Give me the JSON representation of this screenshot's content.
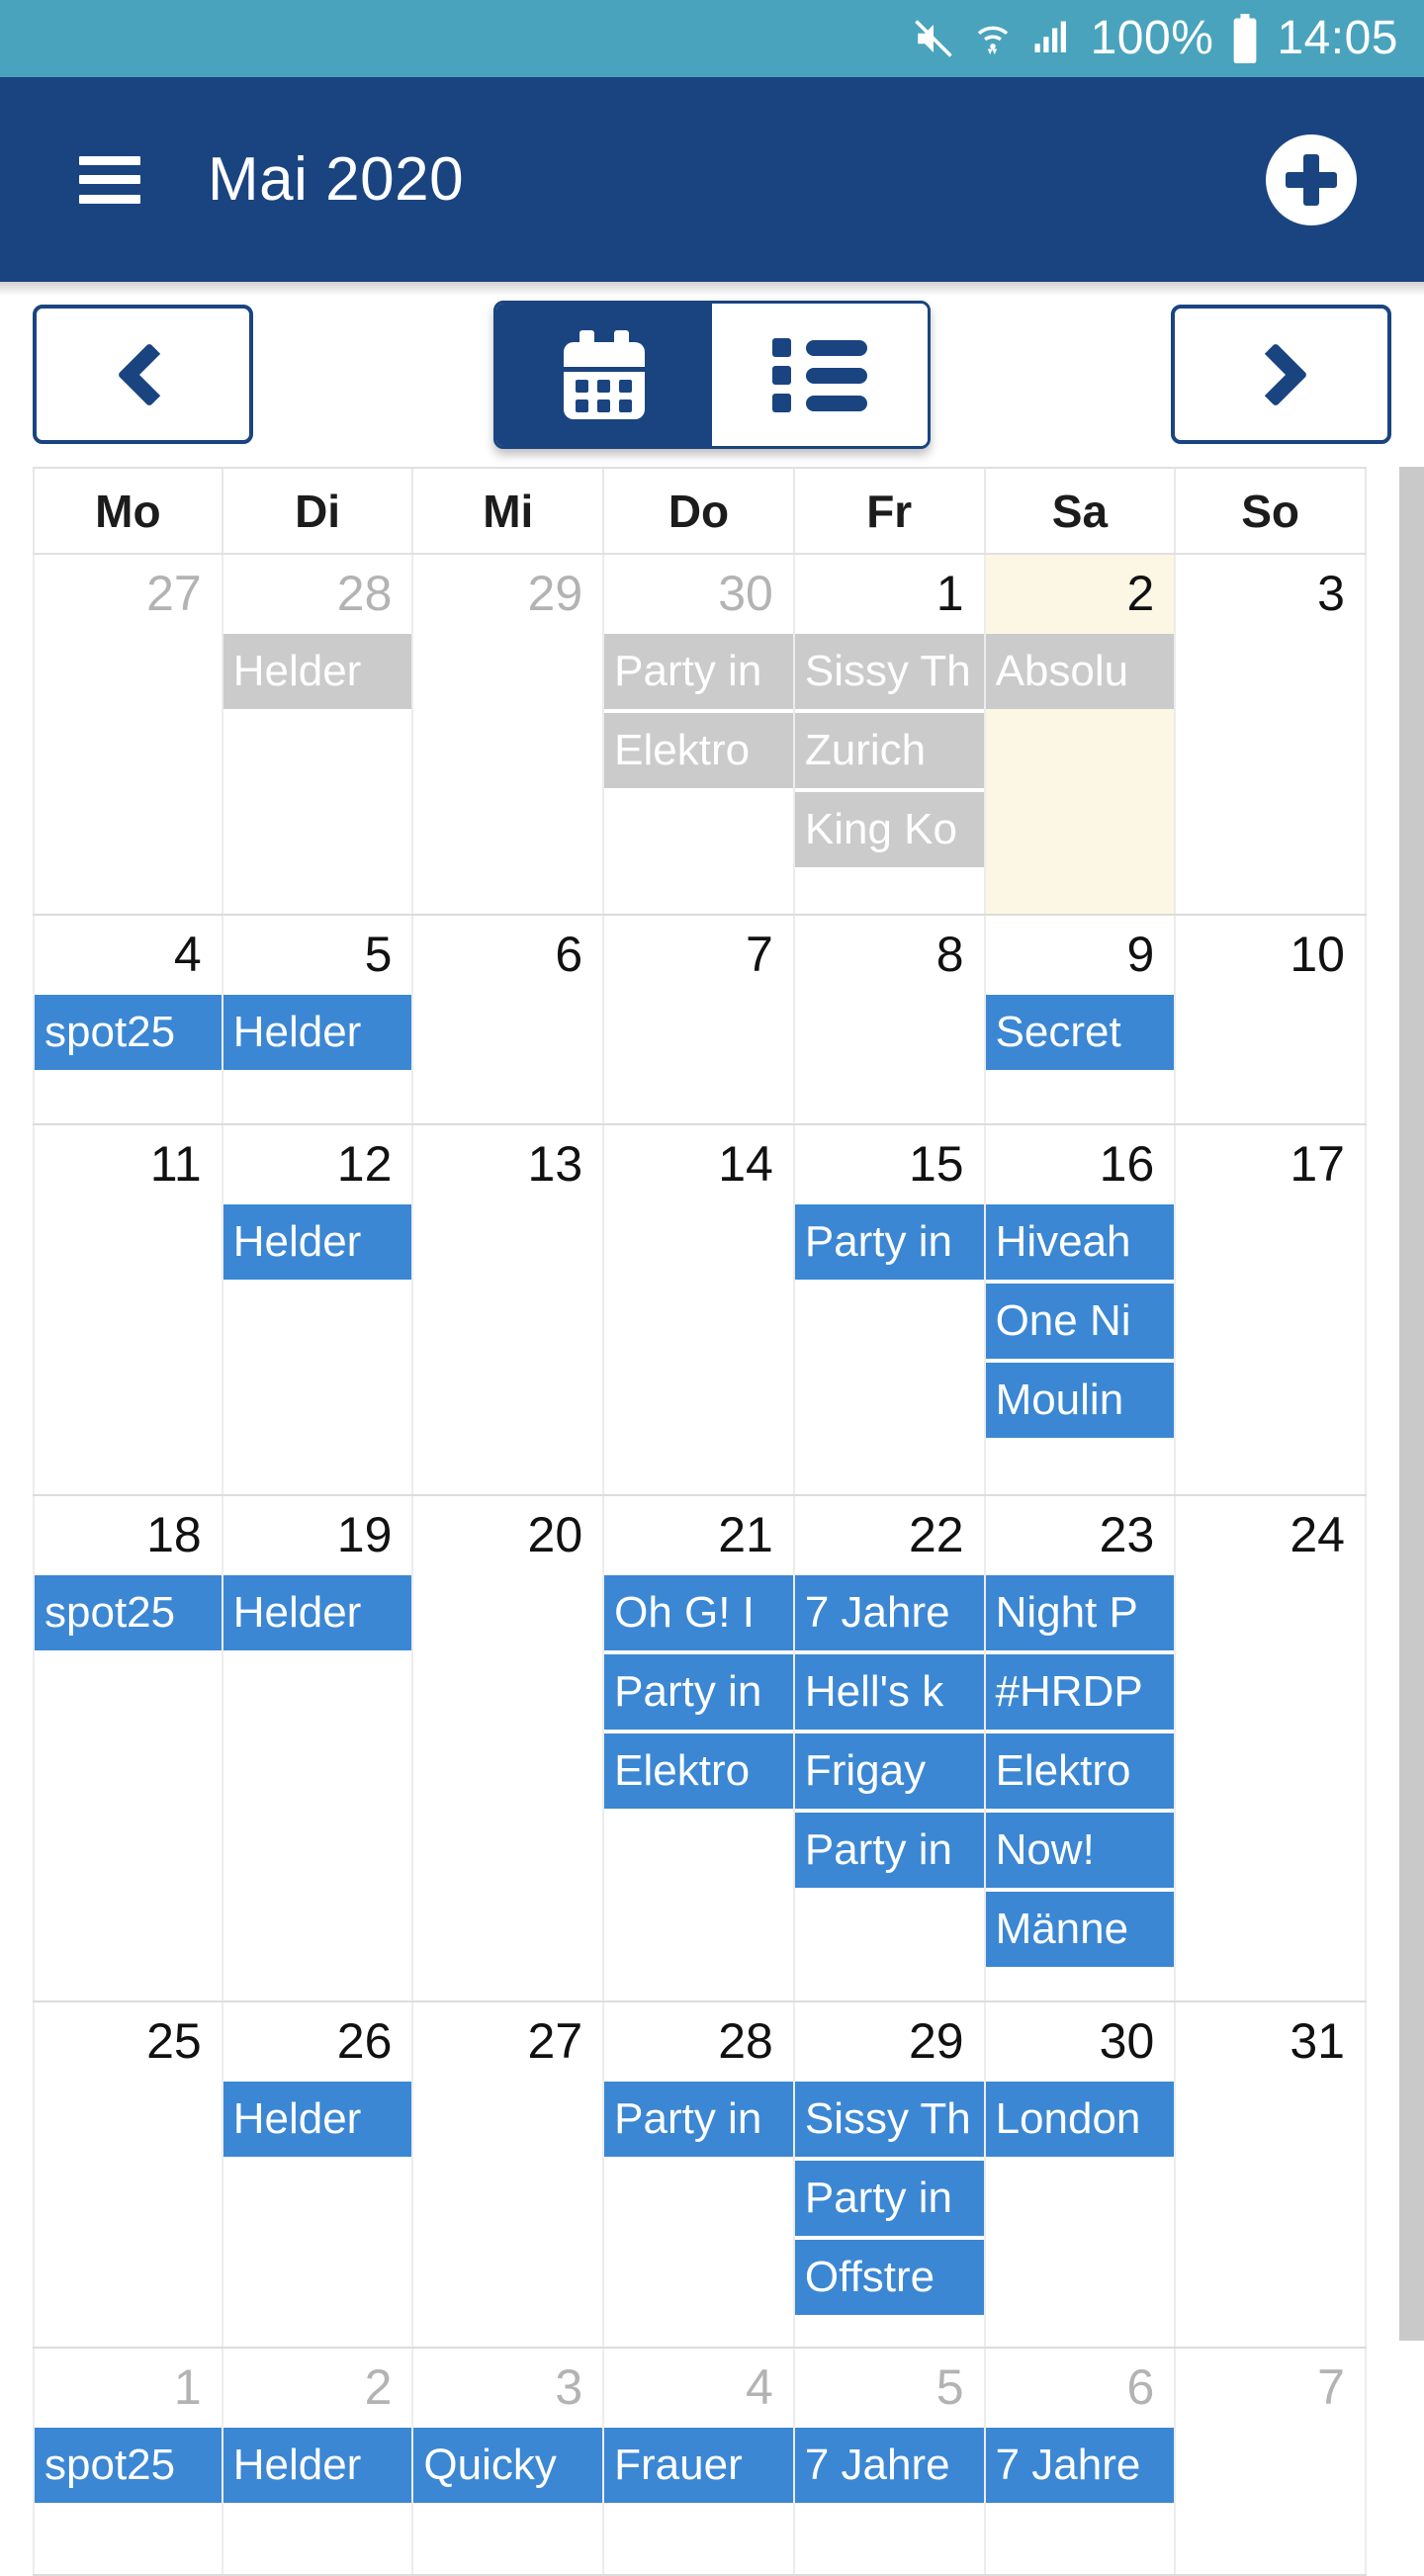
{
  "statusbar": {
    "icons": [
      "mute-icon",
      "wifi-icon",
      "signal-icon"
    ],
    "battery_percent": "100%",
    "time": "14:05"
  },
  "appbar": {
    "menu_icon": "hamburger-menu-icon",
    "title": "Mai 2020",
    "add_icon": "plus-icon"
  },
  "toolbar": {
    "prev_label": "chevron-left-icon",
    "next_label": "chevron-right-icon",
    "views": [
      {
        "name": "calendar-view",
        "icon": "calendar-icon",
        "active": true
      },
      {
        "name": "list-view",
        "icon": "list-icon",
        "active": false
      }
    ]
  },
  "colors": {
    "statusbar": "#4aa3bd",
    "appbar": "#1a4480",
    "accent": "#1a4480",
    "event_chip": "#3b87d4",
    "event_chip_past": "#cbcbcb",
    "today_highlight": "#fbf7e4",
    "other_month_text": "#b3b3b3"
  },
  "calendar": {
    "weekdays": [
      "Mo",
      "Di",
      "Mi",
      "Do",
      "Fr",
      "Sa",
      "So"
    ],
    "weeks": [
      [
        {
          "day": "27",
          "other_month": true,
          "today": false,
          "events": []
        },
        {
          "day": "28",
          "other_month": true,
          "today": false,
          "events": [
            "Helder"
          ]
        },
        {
          "day": "29",
          "other_month": true,
          "today": false,
          "events": []
        },
        {
          "day": "30",
          "other_month": true,
          "today": false,
          "events": [
            "Party in",
            "Elektro"
          ]
        },
        {
          "day": "1",
          "other_month": false,
          "today": false,
          "events": [
            "Sissy Th",
            "Zurich",
            "King Ko"
          ]
        },
        {
          "day": "2",
          "other_month": false,
          "today": true,
          "events": [
            "Absolu"
          ]
        },
        {
          "day": "3",
          "other_month": false,
          "today": false,
          "events": []
        }
      ],
      [
        {
          "day": "4",
          "other_month": false,
          "today": false,
          "events": [
            "spot25"
          ]
        },
        {
          "day": "5",
          "other_month": false,
          "today": false,
          "events": [
            "Helder"
          ]
        },
        {
          "day": "6",
          "other_month": false,
          "today": false,
          "events": []
        },
        {
          "day": "7",
          "other_month": false,
          "today": false,
          "events": []
        },
        {
          "day": "8",
          "other_month": false,
          "today": false,
          "events": []
        },
        {
          "day": "9",
          "other_month": false,
          "today": false,
          "events": [
            "Secret"
          ]
        },
        {
          "day": "10",
          "other_month": false,
          "today": false,
          "events": []
        }
      ],
      [
        {
          "day": "11",
          "other_month": false,
          "today": false,
          "events": []
        },
        {
          "day": "12",
          "other_month": false,
          "today": false,
          "events": [
            "Helder"
          ]
        },
        {
          "day": "13",
          "other_month": false,
          "today": false,
          "events": []
        },
        {
          "day": "14",
          "other_month": false,
          "today": false,
          "events": []
        },
        {
          "day": "15",
          "other_month": false,
          "today": false,
          "events": [
            "Party in"
          ]
        },
        {
          "day": "16",
          "other_month": false,
          "today": false,
          "events": [
            "Hiveah",
            "One Ni",
            "Moulin"
          ]
        },
        {
          "day": "17",
          "other_month": false,
          "today": false,
          "events": []
        }
      ],
      [
        {
          "day": "18",
          "other_month": false,
          "today": false,
          "events": [
            "spot25"
          ]
        },
        {
          "day": "19",
          "other_month": false,
          "today": false,
          "events": [
            "Helder"
          ]
        },
        {
          "day": "20",
          "other_month": false,
          "today": false,
          "events": []
        },
        {
          "day": "21",
          "other_month": false,
          "today": false,
          "events": [
            "Oh G! I",
            "Party in",
            "Elektro"
          ]
        },
        {
          "day": "22",
          "other_month": false,
          "today": false,
          "events": [
            "7 Jahre",
            "Hell's k",
            "Frigay",
            "Party in"
          ]
        },
        {
          "day": "23",
          "other_month": false,
          "today": false,
          "events": [
            "Night P",
            "#HRDP",
            "Elektro",
            "Now!",
            "Männe"
          ]
        },
        {
          "day": "24",
          "other_month": false,
          "today": false,
          "events": []
        }
      ],
      [
        {
          "day": "25",
          "other_month": false,
          "today": false,
          "events": []
        },
        {
          "day": "26",
          "other_month": false,
          "today": false,
          "events": [
            "Helder"
          ]
        },
        {
          "day": "27",
          "other_month": false,
          "today": false,
          "events": []
        },
        {
          "day": "28",
          "other_month": false,
          "today": false,
          "events": [
            "Party in"
          ]
        },
        {
          "day": "29",
          "other_month": false,
          "today": false,
          "events": [
            "Sissy Th",
            "Party in",
            "Offstre"
          ]
        },
        {
          "day": "30",
          "other_month": false,
          "today": false,
          "events": [
            "London"
          ]
        },
        {
          "day": "31",
          "other_month": false,
          "today": false,
          "events": []
        }
      ],
      [
        {
          "day": "1",
          "other_month": true,
          "today": false,
          "events": [
            "spot25"
          ]
        },
        {
          "day": "2",
          "other_month": true,
          "today": false,
          "events": [
            "Helder"
          ]
        },
        {
          "day": "3",
          "other_month": true,
          "today": false,
          "events": [
            "Quicky"
          ]
        },
        {
          "day": "4",
          "other_month": true,
          "today": false,
          "events": [
            "Frauer"
          ]
        },
        {
          "day": "5",
          "other_month": true,
          "today": false,
          "events": [
            "7 Jahre"
          ]
        },
        {
          "day": "6",
          "other_month": true,
          "today": false,
          "events": [
            "7 Jahre"
          ]
        },
        {
          "day": "7",
          "other_month": true,
          "today": false,
          "events": []
        }
      ]
    ]
  }
}
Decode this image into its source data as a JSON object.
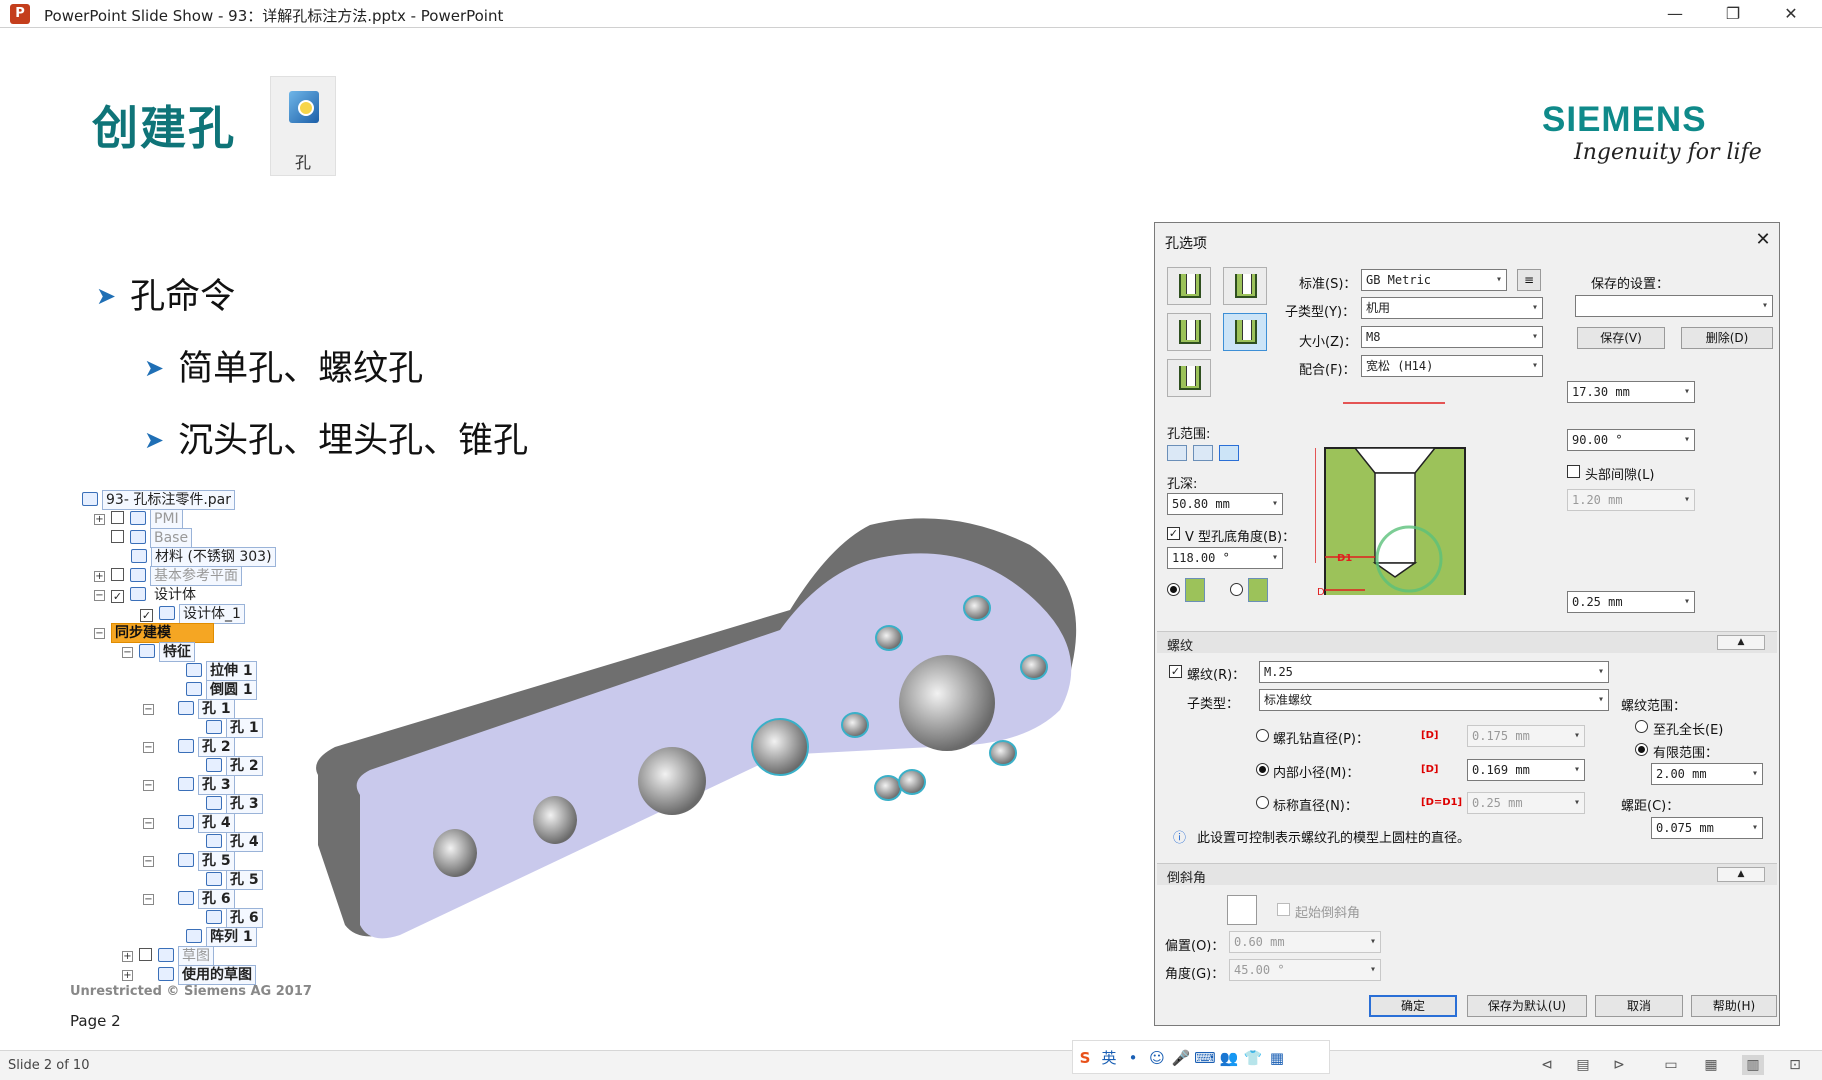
{
  "window": {
    "title": "PowerPoint Slide Show  -  93：详解孔标注方法.pptx - PowerPoint",
    "app_icon": "P",
    "minimize": "—",
    "restore": "❐",
    "close": "✕"
  },
  "slide": {
    "title": "创建孔",
    "ribbon_button_label": "孔",
    "brand": "SIEMENS",
    "tagline": "Ingenuity for life",
    "bullets": [
      {
        "text": "孔命令",
        "level": 1
      },
      {
        "text": "简单孔、螺纹孔",
        "level": 2
      },
      {
        "text": "沉头孔、埋头孔、锥孔",
        "level": 2
      }
    ],
    "footer": "Unrestricted © Siemens AG 2017",
    "page": "Page 2"
  },
  "tree": {
    "root": "93- 孔标注零件.par",
    "items": [
      {
        "label": "PMI"
      },
      {
        "label": "Base"
      },
      {
        "label": "材料 (不锈钢 303)"
      },
      {
        "label": "基本参考平面"
      },
      {
        "label": "设计体"
      },
      {
        "label": "设计体_1"
      },
      {
        "label": "同步建模"
      },
      {
        "label": "特征"
      },
      {
        "label": "拉伸 1"
      },
      {
        "label": "倒圆 1"
      },
      {
        "label": "孔 1"
      },
      {
        "label": "孔 1"
      },
      {
        "label": "孔 2"
      },
      {
        "label": "孔 2"
      },
      {
        "label": "孔 3"
      },
      {
        "label": "孔 3"
      },
      {
        "label": "孔 4"
      },
      {
        "label": "孔 4"
      },
      {
        "label": "孔 5"
      },
      {
        "label": "孔 5"
      },
      {
        "label": "孔 6"
      },
      {
        "label": "孔 6"
      },
      {
        "label": "阵列 1"
      },
      {
        "label": "草图"
      },
      {
        "label": "使用的草图"
      }
    ]
  },
  "dialog": {
    "title": "孔选项",
    "close": "✕",
    "standard_label": "标准(S)：",
    "standard_value": "GB Metric",
    "subtype_label": "子类型(Y)：",
    "subtype_value": "机用",
    "size_label": "大小(Z)：",
    "size_value": "M8",
    "fit_label": "配合(F)：",
    "fit_value": "宽松 (H14)",
    "saved_settings_label": "保存的设置：",
    "saved_settings_value": "",
    "save_btn": "保存(V)",
    "delete_btn": "删除(D)",
    "hole_extent_label": "孔范围:",
    "hole_depth_label": "孔深:",
    "hole_depth_value": "50.80 mm",
    "v_bottom_label": "V 型孔底角度(B)：",
    "v_bottom_value": "118.00 °",
    "dim_diameter": "17.30 mm",
    "dim_angle": "90.00 °",
    "head_clearance_label": "头部间隙(L)",
    "head_clearance_value": "1.20 mm",
    "dim_offset": "0.25 mm",
    "diagram_d1": "D1",
    "diagram_d": "D",
    "thread_section": "螺纹",
    "thread_label": "螺纹(R)：",
    "thread_value": "M.25",
    "thread_subtype_label": "子类型：",
    "thread_subtype_value": "标准螺纹",
    "thread_drill_label": "螺孔钻直径(P)：",
    "thread_drill_tag": "[D]",
    "thread_drill_value": "0.175 mm",
    "thread_minor_label": "内部小径(M)：",
    "thread_minor_tag": "[D]",
    "thread_minor_value": "0.169 mm",
    "thread_nominal_label": "标称直径(N)：",
    "thread_nominal_tag": "[D=D1]",
    "thread_nominal_value": "0.25 mm",
    "thread_info": "此设置可控制表示螺纹孔的模型上圆柱的直径。",
    "thread_range_label": "螺纹范围：",
    "thread_full_label": "至孔全长(E)",
    "thread_finite_label": "有限范围：",
    "thread_finite_value": "2.00 mm",
    "pitch_label": "螺距(C)：",
    "pitch_value": "0.075 mm",
    "chamfer_section": "倒斜角",
    "chamfer_start_label": "起始倒斜角",
    "offset_label": "偏置(O)：",
    "offset_value": "0.60 mm",
    "angle_label": "角度(G)：",
    "angle_value": "45.00 °",
    "ok_btn": "确定",
    "save_default_btn": "保存为默认(U)",
    "cancel_btn": "取消",
    "help_btn": "帮助(H)",
    "collapse_glyph": "▲"
  },
  "statusbar": {
    "slide_count": "Slide 2 of 10",
    "ime": [
      "S",
      "英",
      "•",
      "☺",
      "🎤",
      "⌨",
      "👥",
      "👕",
      "▦"
    ]
  },
  "colors": {
    "title_teal": "#0f7478",
    "bullet_arrow": "#1f6fb5",
    "model_face": "#c9c9ec",
    "model_side": "#6f6f6f",
    "hole_fill": "#9cc25a",
    "dim_red": "#e02020",
    "selection_orange": "#f5a623"
  }
}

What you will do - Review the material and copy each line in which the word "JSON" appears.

Output of the exercise -
Give me the JSON representation of this screenshot's content.
Decode this image into its source data as a JSON object.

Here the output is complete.